BREWSTER – Proposed rules
Turbines 65-feet: Reviewable as developments of regional impact
Clear area: 1.5 times the height for large (660 kw) turbines
Setback: 10 times the height of the turbine – unless minimal noise impact
Flicker: Less than 10 hours a year
Decommissioning: After 120 days idle
Noise studies required
Above requirements, except clear area, waived for small (250 kw) municipal turbines
Cape Cod may be less than a week away from having countywide rules for locating wind turbine projects.
The Barnstable County Assembly of Delegates held a three-hour public hearing Wednesday evening on rules forwarded from the Cape Cod Commission. They heard from proponents, opponents, town officials and citizens, a turbine manufacturer and even Paul Revere (an attorney, not the silversmith). They’ll discuss the two proposed ordinances themselves next Wednesday at 2 p.m.
In November the assembly sent back a set of proposed rules to the commission, saying they weren’t strict enough. But local officials argued they’re still too strict.
“Effectively what this will do is there will be no turbines on Cape Cod,” declared Ed Lewis, chairman of the Brewster board of selectman, and a proponent of the town’s twin turbine project. “It is isn’t going to work, it becomes an overbearing experience. It becomes impossible.”
“I don’t think this is a ban on wind and it certainly wasn’t intended to be one,” countered Paul Niedzweicki, executive director of the commission. “But some sort of regulatory review might be more helpful in siting projects than the process in place now.”
“The town by town process is inconsistent and may be outdated,” noted Mitch Relin of Brewster. “Wind turbines are no longer an issue for individual towns.

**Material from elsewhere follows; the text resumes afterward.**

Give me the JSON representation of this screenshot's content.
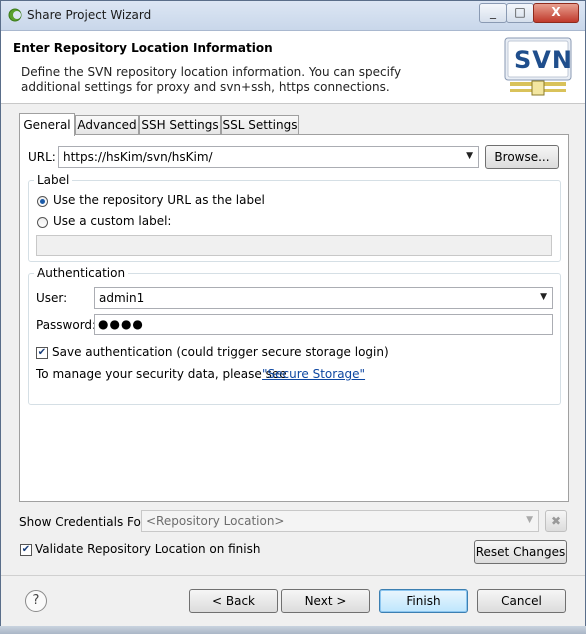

The projected Dennis turbines are within 1,700 feet to the nearest Brewster resident.”
That argues for a regional approach, and others made the same point
“Incorrectly sited wind turbines represent a clear and present danger to the people of Cape Cod,” said Preston Ribnick of Wellfleet. “People are being made ill by industrial wind turbines all over the world.”
“When the blades are spinning it has been hell at my home and backyard,” said John Ford who lives 3,000 feet from Falmouth’s town turbine. “I don’t sleep much because of the constant thumping. During World War II low frequency sound was used as a form of torture. I feel tortured.”
But don’t base everything on troubles in Falmouth.
“The technology of Falmouth is no longer used,” explained Carl Freeman of Orleans. “Those blades are fixed. Today they use pitch regulated where the blades turn in their sockets and are much quieter.”
Others thought the rules were too tough.
“My main objection is a noise standard relative to rotor diameter, as a measurement of sound,” Brewster Selectman Dan Rabold said. “The final standards you’re proposing don’t fit what you’re trying to measure.”
Brewster Town Administrator Charles Sumner noted his town has spent more than $500,000 on their project, currently in limbo, and he was concerned that these rules, if approved long after Brewster’s project began, might prohibit it.
“In my opinion the regulations (on noise) as written will lead to litigation,” said county commissioner Bill Doherty.
All in all 17 people spoke in favor of the rules and 15 against, including local officials.
|Wind Watch relies entirely
on User Funding